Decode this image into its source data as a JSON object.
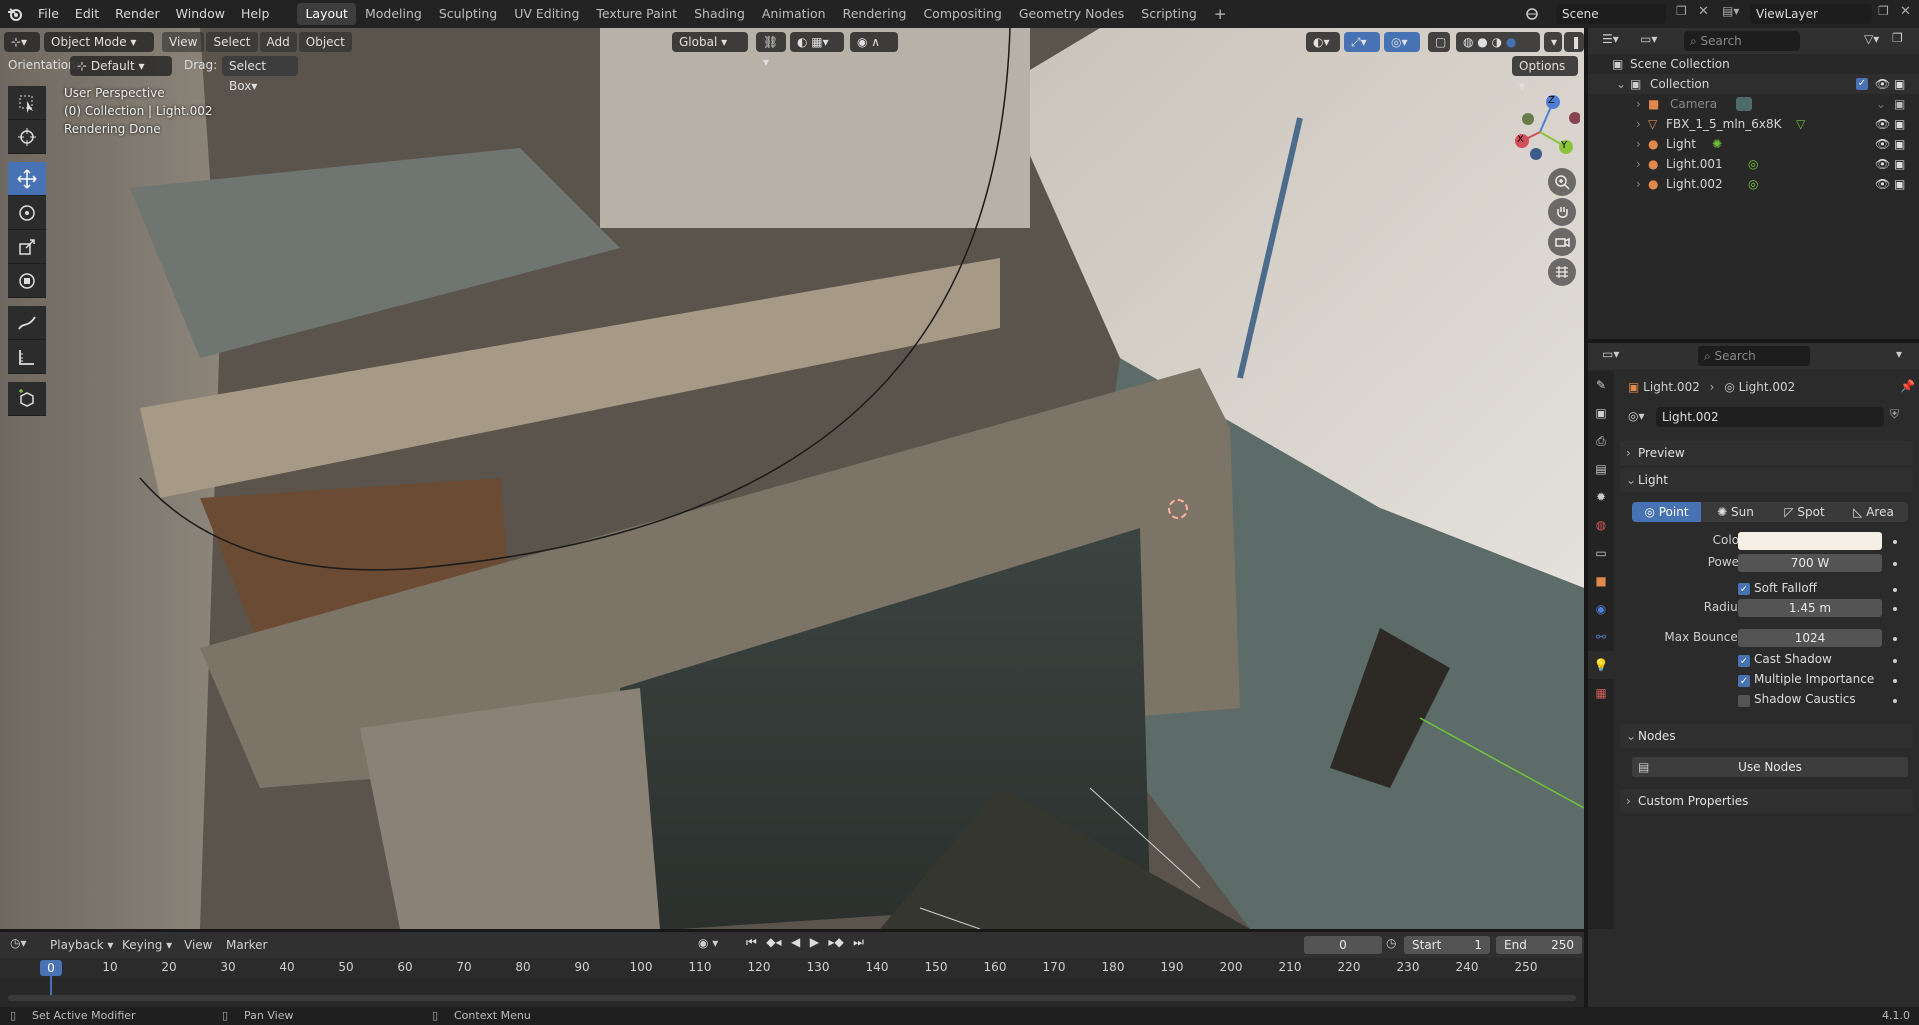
{
  "topbar": {
    "menus": [
      "File",
      "Edit",
      "Render",
      "Window",
      "Help"
    ],
    "workspaces": [
      "Layout",
      "Modeling",
      "Sculpting",
      "UV Editing",
      "Texture Paint",
      "Shading",
      "Animation",
      "Rendering",
      "Compositing",
      "Geometry Nodes",
      "Scripting"
    ],
    "active_workspace": "Layout",
    "add_tab": "+",
    "scene_name": "Scene",
    "view_layer": "ViewLayer"
  },
  "viewport": {
    "mode": "Object Mode",
    "menus": [
      "View",
      "Select",
      "Add",
      "Object"
    ],
    "transform_orientation": "Global",
    "orientation_label": "Orientation:",
    "orientation_value": "Default",
    "drag_label": "Drag:",
    "drag_value": "Select Box",
    "options_label": "Options",
    "overlay_line1": "User Perspective",
    "overlay_line2": "(0) Collection | Light.002",
    "overlay_line3": "Rendering Done",
    "gizmo": {
      "x": "X",
      "y": "Y",
      "z": "Z"
    }
  },
  "outliner": {
    "search_placeholder": "Search",
    "scene_collection": "Scene Collection",
    "collection": "Collection",
    "items": [
      {
        "name": "Camera",
        "dimmed": true
      },
      {
        "name": "FBX_1_5_mln_6x8K",
        "dimmed": false
      },
      {
        "name": "Light",
        "dimmed": false
      },
      {
        "name": "Light.001",
        "dimmed": false
      },
      {
        "name": "Light.002",
        "dimmed": false
      }
    ]
  },
  "properties": {
    "search_placeholder": "Search",
    "breadcrumb_object": "Light.002",
    "breadcrumb_data": "Light.002",
    "datablock": "Light.002",
    "panels": {
      "preview": "Preview",
      "light": "Light",
      "nodes": "Nodes",
      "custom": "Custom Properties"
    },
    "light_types": [
      "Point",
      "Sun",
      "Spot",
      "Area"
    ],
    "active_light_type": "Point",
    "color_label": "Color",
    "color_value": "#f5efe6",
    "power_label": "Power",
    "power_value": "700 W",
    "soft_falloff": "Soft Falloff",
    "radius_label": "Radius",
    "radius_value": "1.45 m",
    "max_bounces_label": "Max Bounces",
    "max_bounces_value": "1024",
    "cast_shadow": "Cast Shadow",
    "multiple_importance": "Multiple Importance",
    "shadow_caustics": "Shadow Caustics",
    "use_nodes": "Use Nodes"
  },
  "timeline": {
    "menus": [
      "Playback",
      "Keying",
      "View",
      "Marker"
    ],
    "current_frame": "0",
    "start_label": "Start",
    "start_value": "1",
    "end_label": "End",
    "end_value": "250",
    "playhead": "0",
    "ticks": [
      "10",
      "20",
      "30",
      "40",
      "50",
      "60",
      "70",
      "80",
      "90",
      "100",
      "110",
      "120",
      "130",
      "140",
      "150",
      "160",
      "170",
      "180",
      "190",
      "200",
      "210",
      "220",
      "230",
      "240",
      "250"
    ]
  },
  "statusbar": {
    "hint1": "Set Active Modifier",
    "hint2": "Pan View",
    "hint3": "Context Menu",
    "version": "4.1.0"
  },
  "colors": {
    "accent": "#4772b3",
    "bg": "#232323"
  }
}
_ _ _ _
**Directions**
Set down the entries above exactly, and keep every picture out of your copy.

**Exercise answer**
Decode this image into its source data as a JSON object.
{
  "topbar": {
    "menus": [
      "File",
      "Edit",
      "Render",
      "Window",
      "Help"
    ],
    "workspaces": [
      "Layout",
      "Modeling",
      "Sculpting",
      "UV Editing",
      "Texture Paint",
      "Shading",
      "Animation",
      "Rendering",
      "Compositing",
      "Geometry Nodes",
      "Scripting"
    ],
    "active_workspace": "Layout",
    "add_tab": "+",
    "scene_name": "Scene",
    "view_layer": "ViewLayer"
  },
  "viewport": {
    "mode": "Object Mode",
    "menus": [
      "View",
      "Select",
      "Add",
      "Object"
    ],
    "transform_orientation": "Global",
    "orientation_label": "Orientation:",
    "orientation_value": "Default",
    "drag_label": "Drag:",
    "drag_value": "Select Box",
    "options_label": "Options",
    "overlay_line1": "User Perspective",
    "overlay_line2": "(0) Collection | Light.002",
    "overlay_line3": "Rendering Done",
    "gizmo": {
      "x": "X",
      "y": "Y",
      "z": "Z"
    }
  },
  "outliner": {
    "search_placeholder": "Search",
    "scene_collection": "Scene Collection",
    "collection": "Collection",
    "items": [
      {
        "name": "Camera",
        "dimmed": true
      },
      {
        "name": "FBX_1_5_mln_6x8K",
        "dimmed": false
      },
      {
        "name": "Light",
        "dimmed": false
      },
      {
        "name": "Light.001",
        "dimmed": false
      },
      {
        "name": "Light.002",
        "dimmed": false
      }
    ]
  },
  "properties": {
    "search_placeholder": "Search",
    "breadcrumb_object": "Light.002",
    "breadcrumb_data": "Light.002",
    "datablock": "Light.002",
    "panels": {
      "preview": "Preview",
      "light": "Light",
      "nodes": "Nodes",
      "custom": "Custom Properties"
    },
    "light_types": [
      "Point",
      "Sun",
      "Spot",
      "Area"
    ],
    "active_light_type": "Point",
    "color_label": "Color",
    "color_value": "#f5efe6",
    "power_label": "Power",
    "power_value": "700 W",
    "soft_falloff": "Soft Falloff",
    "radius_label": "Radius",
    "radius_value": "1.45 m",
    "max_bounces_label": "Max Bounces",
    "max_bounces_value": "1024",
    "cast_shadow": "Cast Shadow",
    "multiple_importance": "Multiple Importance",
    "shadow_caustics": "Shadow Caustics",
    "use_nodes": "Use Nodes"
  },
  "timeline": {
    "menus": [
      "Playback",
      "Keying",
      "View",
      "Marker"
    ],
    "current_frame": "0",
    "start_label": "Start",
    "start_value": "1",
    "end_label": "End",
    "end_value": "250",
    "playhead": "0",
    "ticks": [
      "10",
      "20",
      "30",
      "40",
      "50",
      "60",
      "70",
      "80",
      "90",
      "100",
      "110",
      "120",
      "130",
      "140",
      "150",
      "160",
      "170",
      "180",
      "190",
      "200",
      "210",
      "220",
      "230",
      "240",
      "250"
    ]
  },
  "statusbar": {
    "hint1": "Set Active Modifier",
    "hint2": "Pan View",
    "hint3": "Context Menu",
    "version": "4.1.0"
  },
  "colors": {
    "accent": "#4772b3",
    "bg": "#232323"
  }
}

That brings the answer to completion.